Just when I started to get a handle of Stephen Wolfram’s Mathematica software, the scientists/mathematician is at it again.
“All one needs to be able to do is to take questions people ask in natural language, and represent them in a precise form that fits into the computations one can do,” Wolfram said in a recent blog post. “I’m happy to say that with a mixture of many clever algorithms and heuristics, lots of linguistic discovery and linguistic curation, and what probably amount to some serious theoretical breakthroughs, we’re actually managing to make it work… With one simple input field that gives access to a huge system, with trillions of pieces of curated data and millions of lines of algorithms.”
It’s also important to note that Wolfram Alpha doesn’t aim to displace Google and search. This is about answers and semantic language on the web. If you put in a factual question the site will answer it.
Nova Spivack, CEO of Radar Networks, which developed Twine, an ambitious “interest network” Web application based on semantic Web technologies, said that Wolfram Alpha may be as “important for the Web (and the world) as Google, but for a different purpose.”
In a post on Tech Crunch, Spivak offered the following:
“Wolfram Alpha is like plugging into a vast electronic brain. It provides extremely impressive and thorough answers to a wide range of questions asked in many different ways, and it computes answers, it doesn’t merely look them up in a big database.”
“In this respect it is vastly smarter than (and different from) Google. Google simply retrieves documents based on keyword searches. Google doesn’t understand the question or the answer, and doesn’t compute answers based on models of various fields of human knowledge.”
Spivack gave some insight as to how the Wolfram’s search engine works:
Wolfram Alpha is a system for computing the answers to questions. To accomplish this it uses built-in models of fields of knowledge, complete with data and algorithms, that represent real-world knowledge.
For example, it contains formal models of much of what we know about science — massive amounts of data about various physical laws and properties, as well as data about the physical world.
Based on this you can ask it scientific questions and it can compute the answers for you. Even if it has not been programmed explicity to answer each question you might ask it.
But science is just one of the domains it knows about–it also knows about technology, geography, weather, cooking, business, travel, people, music, and more.
It also has a natural language interface for asking it questions. This interface allows you to ask questions in plain language, or even in various forms of abbreviated notation, and then provides detailed answers.
The vision seems to be to create a system which can do for formal knowledge (all the formally definable systems, heuristics, algorithms, rules, methods, theorems, and facts in the world) what search engines have done for informal knowledge (all the text and documents in various forms of media).

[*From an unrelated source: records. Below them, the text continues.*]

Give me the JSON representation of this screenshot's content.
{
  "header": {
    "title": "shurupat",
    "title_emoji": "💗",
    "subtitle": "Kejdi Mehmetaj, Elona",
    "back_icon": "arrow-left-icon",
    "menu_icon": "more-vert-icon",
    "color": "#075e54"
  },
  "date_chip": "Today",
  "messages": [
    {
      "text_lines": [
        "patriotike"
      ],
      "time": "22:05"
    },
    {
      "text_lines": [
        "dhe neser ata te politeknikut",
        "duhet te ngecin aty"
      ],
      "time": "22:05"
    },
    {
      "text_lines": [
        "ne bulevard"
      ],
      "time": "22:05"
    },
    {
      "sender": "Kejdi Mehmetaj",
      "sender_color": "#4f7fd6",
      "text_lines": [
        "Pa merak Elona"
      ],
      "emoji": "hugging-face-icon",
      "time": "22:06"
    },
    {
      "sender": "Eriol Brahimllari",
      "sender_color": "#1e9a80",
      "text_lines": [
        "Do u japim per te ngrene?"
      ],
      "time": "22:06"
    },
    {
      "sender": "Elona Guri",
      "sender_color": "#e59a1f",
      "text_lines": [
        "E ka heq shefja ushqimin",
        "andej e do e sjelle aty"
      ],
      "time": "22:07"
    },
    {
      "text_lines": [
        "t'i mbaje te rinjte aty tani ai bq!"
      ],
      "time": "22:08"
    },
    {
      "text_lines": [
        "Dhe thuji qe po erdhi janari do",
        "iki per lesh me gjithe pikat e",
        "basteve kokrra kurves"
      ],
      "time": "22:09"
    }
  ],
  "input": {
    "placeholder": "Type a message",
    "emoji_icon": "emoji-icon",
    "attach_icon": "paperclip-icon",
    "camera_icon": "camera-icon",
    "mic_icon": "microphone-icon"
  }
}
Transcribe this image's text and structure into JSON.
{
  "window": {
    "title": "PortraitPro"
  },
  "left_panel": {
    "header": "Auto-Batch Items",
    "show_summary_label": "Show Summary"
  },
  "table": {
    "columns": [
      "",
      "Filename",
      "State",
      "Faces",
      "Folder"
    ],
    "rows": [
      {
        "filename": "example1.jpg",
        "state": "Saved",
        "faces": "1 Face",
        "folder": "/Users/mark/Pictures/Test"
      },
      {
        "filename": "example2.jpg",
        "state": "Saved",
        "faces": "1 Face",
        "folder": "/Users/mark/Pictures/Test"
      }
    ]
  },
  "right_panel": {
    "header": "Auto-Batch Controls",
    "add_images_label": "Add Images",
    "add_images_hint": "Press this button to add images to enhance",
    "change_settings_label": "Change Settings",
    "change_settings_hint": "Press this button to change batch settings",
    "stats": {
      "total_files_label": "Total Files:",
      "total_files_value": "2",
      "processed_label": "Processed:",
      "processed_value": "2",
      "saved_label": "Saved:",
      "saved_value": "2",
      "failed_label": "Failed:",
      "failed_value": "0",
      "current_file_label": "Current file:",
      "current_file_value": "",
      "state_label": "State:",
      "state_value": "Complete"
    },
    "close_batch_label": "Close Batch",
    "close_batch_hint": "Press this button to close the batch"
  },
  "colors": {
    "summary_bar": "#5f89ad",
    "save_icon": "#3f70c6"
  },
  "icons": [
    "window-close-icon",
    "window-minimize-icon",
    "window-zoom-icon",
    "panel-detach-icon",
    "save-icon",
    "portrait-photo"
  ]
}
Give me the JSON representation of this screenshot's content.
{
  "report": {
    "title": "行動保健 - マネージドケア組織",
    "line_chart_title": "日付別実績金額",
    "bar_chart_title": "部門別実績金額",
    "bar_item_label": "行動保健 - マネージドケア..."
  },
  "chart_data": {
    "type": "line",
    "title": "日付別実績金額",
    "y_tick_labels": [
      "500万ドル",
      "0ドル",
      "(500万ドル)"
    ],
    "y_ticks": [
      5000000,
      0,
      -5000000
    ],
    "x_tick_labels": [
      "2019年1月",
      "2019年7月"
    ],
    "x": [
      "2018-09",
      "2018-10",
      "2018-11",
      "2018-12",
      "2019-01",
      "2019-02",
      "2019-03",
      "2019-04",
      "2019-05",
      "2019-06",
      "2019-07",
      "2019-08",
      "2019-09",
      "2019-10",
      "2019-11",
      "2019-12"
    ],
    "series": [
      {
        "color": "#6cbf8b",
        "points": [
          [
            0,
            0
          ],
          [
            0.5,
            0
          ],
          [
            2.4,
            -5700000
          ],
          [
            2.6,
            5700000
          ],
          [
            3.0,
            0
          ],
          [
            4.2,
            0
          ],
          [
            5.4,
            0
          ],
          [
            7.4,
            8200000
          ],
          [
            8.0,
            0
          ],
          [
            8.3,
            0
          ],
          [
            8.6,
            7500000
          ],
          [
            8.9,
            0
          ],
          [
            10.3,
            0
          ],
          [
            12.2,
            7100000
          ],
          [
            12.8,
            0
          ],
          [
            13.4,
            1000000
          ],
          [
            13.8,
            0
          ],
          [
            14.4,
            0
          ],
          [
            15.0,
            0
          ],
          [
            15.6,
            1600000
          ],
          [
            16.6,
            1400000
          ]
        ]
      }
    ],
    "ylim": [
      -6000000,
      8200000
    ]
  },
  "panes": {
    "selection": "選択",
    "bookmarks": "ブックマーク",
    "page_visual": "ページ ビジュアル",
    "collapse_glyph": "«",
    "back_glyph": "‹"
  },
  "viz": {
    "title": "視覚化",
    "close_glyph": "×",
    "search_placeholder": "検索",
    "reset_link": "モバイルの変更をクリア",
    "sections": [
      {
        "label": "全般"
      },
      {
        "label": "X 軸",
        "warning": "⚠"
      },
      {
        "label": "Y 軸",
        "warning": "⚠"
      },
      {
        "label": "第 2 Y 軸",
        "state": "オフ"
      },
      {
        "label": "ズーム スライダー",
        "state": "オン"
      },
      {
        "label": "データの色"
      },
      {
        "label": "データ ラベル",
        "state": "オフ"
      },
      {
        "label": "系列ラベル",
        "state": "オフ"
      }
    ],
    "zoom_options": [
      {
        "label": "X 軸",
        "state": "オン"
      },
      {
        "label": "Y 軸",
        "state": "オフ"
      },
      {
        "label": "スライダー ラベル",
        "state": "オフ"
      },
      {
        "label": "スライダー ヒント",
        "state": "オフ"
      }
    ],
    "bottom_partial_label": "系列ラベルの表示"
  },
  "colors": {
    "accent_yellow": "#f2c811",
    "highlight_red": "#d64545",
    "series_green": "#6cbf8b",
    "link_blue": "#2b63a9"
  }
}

Wolfram’s engine isn’t going to replace Google, according to Spivack, although he suggests Google would like to own it.
“You would probably not use Wolfram Alpha to shop for a new car, find blog posts about a topic, or to choose a resort for your honeymoon. It is not a system that will understand the nuances of what you consider to be the perfect romantic getaway, for example–there is still no substitute for manual human-guided search for that. Where it appears to excel is when you want facts about something, or when you need to compute a factual answer to some set of questions about factual data.”
For now, we’ll have to wait until May to see whether the Web and the scientific community embrace Wolfram’s Alpha as a major breakthrough. It also comes down to whether or not it works and works well. For now, it’s just too early to determine.